[[ RECORDS SUPPLIED open ]]
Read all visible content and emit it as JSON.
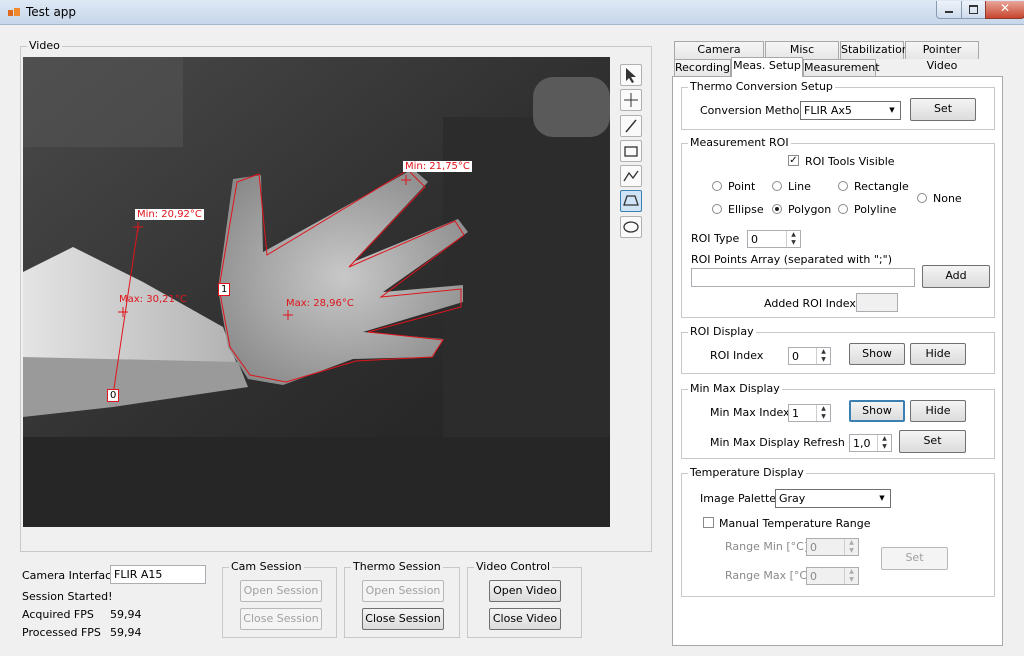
{
  "window": {
    "title": "Test app"
  },
  "video": {
    "group_label": "Video",
    "annotations": {
      "min_left": "Min: 20,92°C",
      "max_left": "Max: 30,21°C",
      "min_top": "Min: 21,75°C",
      "max_mid": "Max: 28,96°C",
      "idx0": "0",
      "idx1": "1"
    }
  },
  "tools": [
    "pointer-icon",
    "crosshair-icon",
    "line-icon",
    "rectangle-icon",
    "polyline-icon",
    "polygon-icon",
    "ellipse-icon"
  ],
  "bottom": {
    "camera_interface_label": "Camera Interface:",
    "camera_interface_value": "FLIR A15",
    "session_status": "Session Started!",
    "acquired_fps_label": "Acquired FPS",
    "acquired_fps_value": "59,94",
    "processed_fps_label": "Processed FPS",
    "processed_fps_value": "59,94",
    "cam_session": {
      "label": "Cam Session",
      "open": "Open Session",
      "close": "Close Session"
    },
    "thermo_session": {
      "label": "Thermo Session",
      "open": "Open Session",
      "close": "Close Session"
    },
    "video_control": {
      "label": "Video Control",
      "open": "Open Video",
      "close": "Close Video"
    }
  },
  "tabs": {
    "row1": [
      "Camera Attributes",
      "Misc Settings",
      "Stabilization",
      "Pointer Video"
    ],
    "row2": [
      "Recording",
      "Meas. Setup",
      "Measurement"
    ],
    "active": "Meas. Setup"
  },
  "thermo_conversion": {
    "label": "Thermo Conversion Setup",
    "method_label": "Conversion Method",
    "method_value": "FLIR Ax5",
    "set": "Set"
  },
  "measurement_roi": {
    "label": "Measurement ROI",
    "tools_visible": "ROI Tools Visible",
    "radios": {
      "point": "Point",
      "line": "Line",
      "rectangle": "Rectangle",
      "none": "None",
      "ellipse": "Ellipse",
      "polygon": "Polygon",
      "polyline": "Polyline"
    },
    "selected": "Polygon",
    "roi_type_label": "ROI Type",
    "roi_type_value": "0",
    "points_label": "ROI Points Array (separated with \";\")",
    "points_value": "",
    "add": "Add",
    "added_index_label": "Added ROI Index",
    "added_index_value": ""
  },
  "roi_display": {
    "label": "ROI Display",
    "index_label": "ROI Index",
    "index_value": "0",
    "show": "Show",
    "hide": "Hide"
  },
  "min_max_display": {
    "label": "Min Max Display",
    "index_label": "Min Max Index",
    "index_value": "1",
    "show": "Show",
    "hide": "Hide",
    "refresh_label": "Min Max Display Refresh [s]",
    "refresh_value": "1,0",
    "set": "Set"
  },
  "temperature_display": {
    "label": "Temperature Display",
    "palette_label": "Image Palette",
    "palette_value": "Gray",
    "manual_range": "Manual Temperature Range",
    "range_min_label": "Range Min [°C]",
    "range_min_value": "0",
    "range_max_label": "Range Max [°C]",
    "range_max_value": "0",
    "set": "Set"
  },
  "colors": {
    "annotation": "#e0141c",
    "accent": "#3c7fb1"
  }
}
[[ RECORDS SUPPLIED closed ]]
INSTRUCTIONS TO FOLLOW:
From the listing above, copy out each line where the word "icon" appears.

REPLY TO THE EXERCISE:
    "pointer-icon",
    "crosshair-icon",
    "line-icon",
    "rectangle-icon",
    "polyline-icon",
    "polygon-icon",
    "ellipse-icon"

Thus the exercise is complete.